» **DATA IN THIS EXERCISE**:
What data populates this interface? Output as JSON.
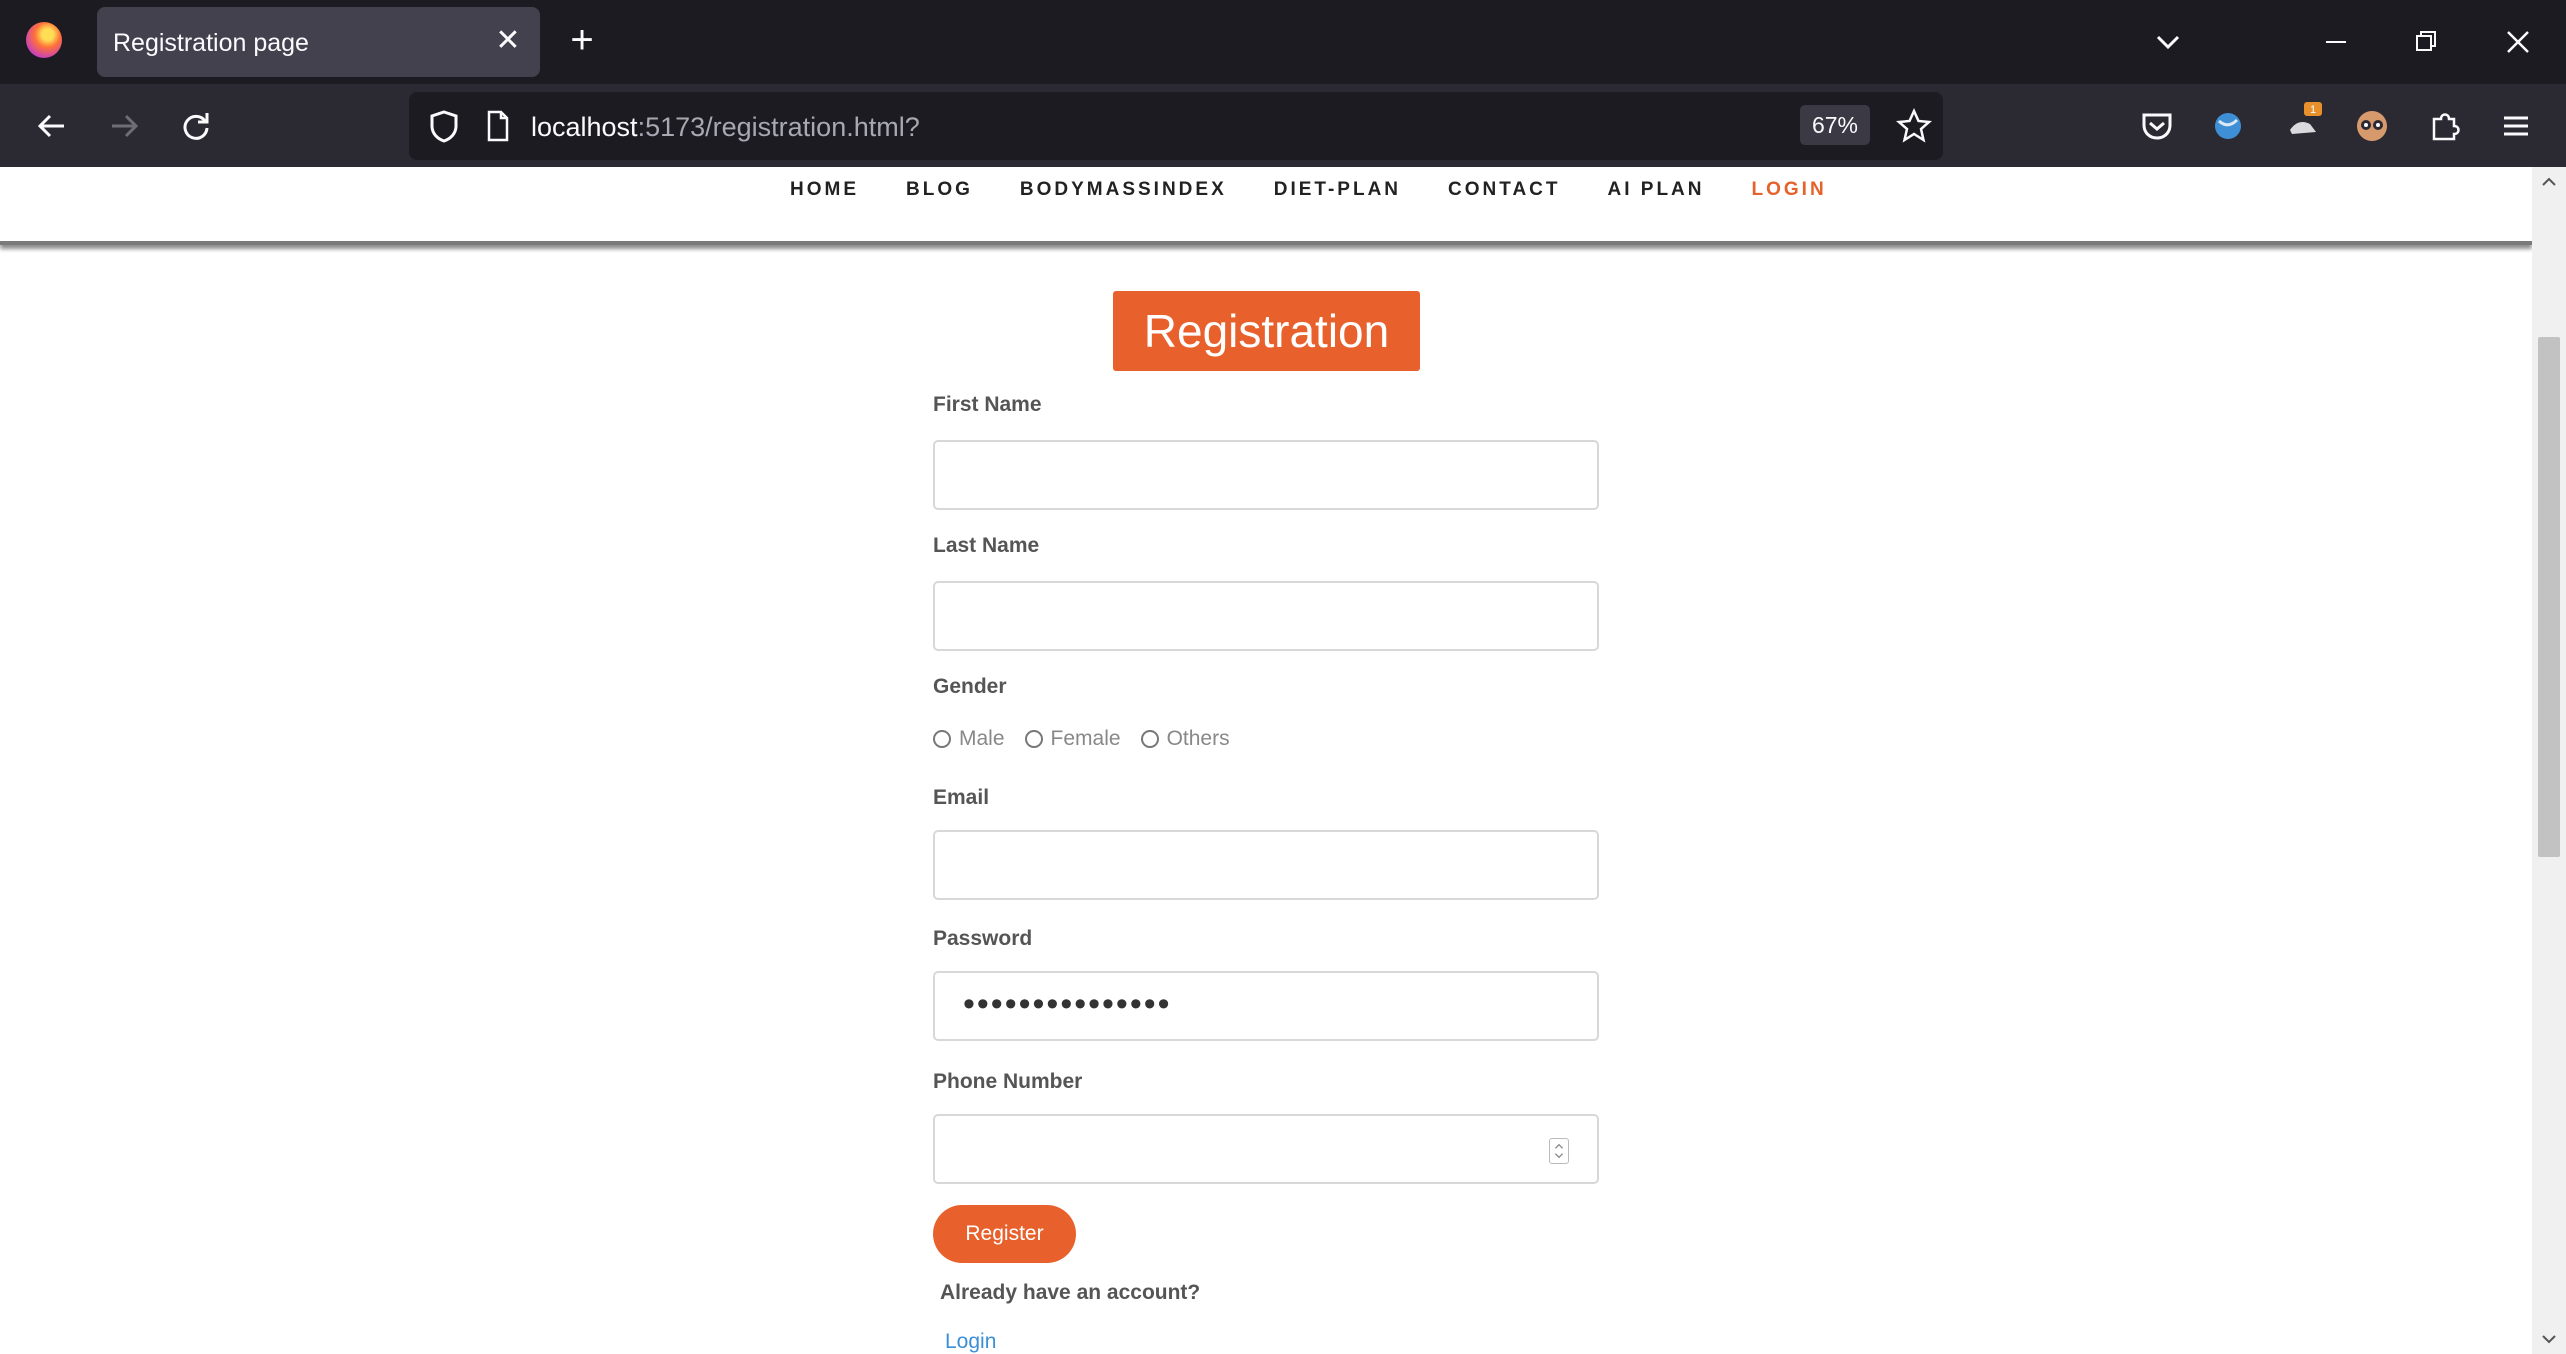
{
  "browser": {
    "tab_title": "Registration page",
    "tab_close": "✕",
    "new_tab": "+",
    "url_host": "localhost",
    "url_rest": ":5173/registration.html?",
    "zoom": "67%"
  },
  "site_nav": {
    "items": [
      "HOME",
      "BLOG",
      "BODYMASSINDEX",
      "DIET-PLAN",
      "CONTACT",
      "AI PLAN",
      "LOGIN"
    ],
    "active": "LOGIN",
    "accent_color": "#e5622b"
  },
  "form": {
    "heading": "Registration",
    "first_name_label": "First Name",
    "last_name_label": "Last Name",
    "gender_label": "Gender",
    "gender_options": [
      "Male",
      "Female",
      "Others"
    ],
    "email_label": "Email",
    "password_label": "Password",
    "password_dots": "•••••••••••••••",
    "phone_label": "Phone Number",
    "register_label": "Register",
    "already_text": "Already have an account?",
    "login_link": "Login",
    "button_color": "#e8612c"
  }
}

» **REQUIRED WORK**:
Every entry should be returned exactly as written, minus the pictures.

» **WRITTEN SOLUTION**:
What data populates this interface? Output as JSON.
{
  "browser": {
    "tab_title": "Registration page",
    "tab_close": "✕",
    "new_tab": "+",
    "url_host": "localhost",
    "url_rest": ":5173/registration.html?",
    "zoom": "67%"
  },
  "site_nav": {
    "items": [
      "HOME",
      "BLOG",
      "BODYMASSINDEX",
      "DIET-PLAN",
      "CONTACT",
      "AI PLAN",
      "LOGIN"
    ],
    "active": "LOGIN",
    "accent_color": "#e5622b"
  },
  "form": {
    "heading": "Registration",
    "first_name_label": "First Name",
    "last_name_label": "Last Name",
    "gender_label": "Gender",
    "gender_options": [
      "Male",
      "Female",
      "Others"
    ],
    "email_label": "Email",
    "password_label": "Password",
    "password_dots": "•••••••••••••••",
    "phone_label": "Phone Number",
    "register_label": "Register",
    "already_text": "Already have an account?",
    "login_link": "Login",
    "button_color": "#e8612c"
  }
}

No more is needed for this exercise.